For the last several years, I have been working on the cultural and literary history of South Asia and the First World War. This has involved extensive archival work, in India as well as across Europe. Given that many of the actual participants were non-literate, it forced me to go beyond the strictly literary and delve into the material, visual and oral legacies of the war. The work has now developed into three inter-related projects: a monograph titled India, Empire and the First World War: Words, Objects, Images and Songs, to be published by Cambridge University Press; a visual source-book Indians on the Western Front / L’Inde dans la Grande Guerre, les Cipayes sur le front de l’ouest (commissioned jointly by Gallimard and the French Ministry of Defence) which came out in November 2014; and a series of academic articles. In 2014, I also presented a series on ‘India and the First World War’ for BBC Radio 4 and wrote a few short pieces on the subject for the British Library website.

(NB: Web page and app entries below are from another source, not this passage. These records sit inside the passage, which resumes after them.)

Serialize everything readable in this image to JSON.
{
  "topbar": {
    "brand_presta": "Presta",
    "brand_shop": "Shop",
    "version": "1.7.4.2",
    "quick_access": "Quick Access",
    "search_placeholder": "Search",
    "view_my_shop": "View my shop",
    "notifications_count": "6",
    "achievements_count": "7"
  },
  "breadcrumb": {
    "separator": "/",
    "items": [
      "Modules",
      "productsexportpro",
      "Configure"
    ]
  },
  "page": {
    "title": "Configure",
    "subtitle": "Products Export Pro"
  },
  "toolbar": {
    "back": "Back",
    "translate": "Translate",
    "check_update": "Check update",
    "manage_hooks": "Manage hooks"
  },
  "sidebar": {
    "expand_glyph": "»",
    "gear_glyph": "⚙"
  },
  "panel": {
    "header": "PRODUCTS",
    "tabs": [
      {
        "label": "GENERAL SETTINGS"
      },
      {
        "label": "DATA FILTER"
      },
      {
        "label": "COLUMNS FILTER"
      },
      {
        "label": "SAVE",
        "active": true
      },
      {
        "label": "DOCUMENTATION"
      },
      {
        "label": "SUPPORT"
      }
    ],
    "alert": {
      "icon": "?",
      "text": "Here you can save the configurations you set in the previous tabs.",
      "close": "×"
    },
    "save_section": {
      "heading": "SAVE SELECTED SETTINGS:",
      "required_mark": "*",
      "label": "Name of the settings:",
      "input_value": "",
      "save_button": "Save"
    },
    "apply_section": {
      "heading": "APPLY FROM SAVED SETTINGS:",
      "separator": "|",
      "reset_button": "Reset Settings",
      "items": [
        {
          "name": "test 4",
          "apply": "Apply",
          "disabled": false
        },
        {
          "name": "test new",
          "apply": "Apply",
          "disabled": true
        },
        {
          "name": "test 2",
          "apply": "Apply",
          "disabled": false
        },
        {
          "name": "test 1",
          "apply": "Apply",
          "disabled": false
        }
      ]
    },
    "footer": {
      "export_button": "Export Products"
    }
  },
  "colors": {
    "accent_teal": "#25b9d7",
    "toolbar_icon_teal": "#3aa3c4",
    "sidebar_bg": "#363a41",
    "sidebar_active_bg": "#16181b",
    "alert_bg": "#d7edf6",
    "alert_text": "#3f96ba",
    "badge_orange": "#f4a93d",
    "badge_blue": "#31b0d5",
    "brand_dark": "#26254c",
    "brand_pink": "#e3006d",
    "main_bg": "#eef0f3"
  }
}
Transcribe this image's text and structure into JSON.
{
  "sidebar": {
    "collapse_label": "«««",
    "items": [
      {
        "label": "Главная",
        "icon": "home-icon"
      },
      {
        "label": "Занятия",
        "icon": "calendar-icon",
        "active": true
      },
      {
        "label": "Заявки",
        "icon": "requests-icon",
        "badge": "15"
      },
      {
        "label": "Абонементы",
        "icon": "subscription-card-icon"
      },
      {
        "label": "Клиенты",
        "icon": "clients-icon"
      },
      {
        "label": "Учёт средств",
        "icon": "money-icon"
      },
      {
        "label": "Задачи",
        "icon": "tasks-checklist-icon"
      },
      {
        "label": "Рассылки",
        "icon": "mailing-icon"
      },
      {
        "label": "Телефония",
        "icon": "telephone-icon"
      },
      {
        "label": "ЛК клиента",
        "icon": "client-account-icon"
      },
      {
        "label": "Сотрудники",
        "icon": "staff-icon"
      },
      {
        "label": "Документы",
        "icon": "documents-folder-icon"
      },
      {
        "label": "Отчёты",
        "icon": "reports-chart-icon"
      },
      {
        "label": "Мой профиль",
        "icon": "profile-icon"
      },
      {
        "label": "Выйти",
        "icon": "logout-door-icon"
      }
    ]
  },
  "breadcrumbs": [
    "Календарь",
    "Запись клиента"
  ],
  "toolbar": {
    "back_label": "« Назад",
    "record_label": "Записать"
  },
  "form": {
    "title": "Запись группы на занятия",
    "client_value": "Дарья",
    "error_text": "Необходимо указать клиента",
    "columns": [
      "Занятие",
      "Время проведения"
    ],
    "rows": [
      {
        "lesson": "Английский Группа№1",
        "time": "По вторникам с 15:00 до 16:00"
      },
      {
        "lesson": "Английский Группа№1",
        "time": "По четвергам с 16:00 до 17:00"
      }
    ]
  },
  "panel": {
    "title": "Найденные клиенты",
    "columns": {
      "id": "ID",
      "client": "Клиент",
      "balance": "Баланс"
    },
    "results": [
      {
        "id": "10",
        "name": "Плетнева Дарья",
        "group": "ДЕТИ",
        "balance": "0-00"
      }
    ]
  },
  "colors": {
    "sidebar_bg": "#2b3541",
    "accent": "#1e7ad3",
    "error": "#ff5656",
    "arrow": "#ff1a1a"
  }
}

From 2013-16, I am leading a major collaborative research project on ‘Cultural Exchange in a Time of Global Conflict: Colonials, Neutrals and Belligerents in the First World War’ (CEGC) funded by Humanities in the European Research Area (HERA), with partners from academic and cultural institutions from across Europe (http://www.cegcproject.eu).” http://www.kcl.ac.uk/artshums/depts/english/people/academic/das.aspx

 We look forward to hearing the lecture. It starts at 6pm and will be followed by a drinks reception.

And while we are on a literary theme, during the Christmas period, I drafted another poem about my early experiences with the RAS Archive:


RAS Archives 19th Century

Archive creed: arrange

as befits original

order, provenance.

First box, pleasingly, is archival quality, papers placed in Melinex sleeves and labelled:

Journal of the Mission Team from the Supreme Government of India to the Court of Siam

Notes on the Chinese Game of Chess

An Effort to Identify the Artist who drew the Picture of Jehangir Court, Beveridge, 1915

A letter from Brian H. Hodgson concerning Buddhist works, Nepal, 1835

The Peninsula of India showing Marches of the British Armies, 1790-1792, drawn chiefly from Major Connell’s map, presented by Colonel Doyle – in need of conservation

Next box, more confusion – the Society’s Post Book, 1984-1987, housed with a map of Formosa, postcard from Shanghai, 1930s correspondence relating to Asian suit of armour.

 

Appraisal requires

knowing contents: choose to list

on Excel spreadsheet.

This poem is in the form of a haibun, a literary form originating in Japan, combining prose and haiku, first used by the 17th century poet Matsuo Basho. A haibun may record a scene, or a special moment, in a highly descriptive and objective manner or may occupy a wholly fictional or dream-like space.The accompanying haiku may have a direct or subtle relationship with the prose and encompass or hint at the gist of what is recorded in the prose sections. (http://en.wikipedia.org/wiki/Haibun). For more information on haibun there is the Journal of Contemporary Haibun Online at http://contemporaryhaibunonline.com/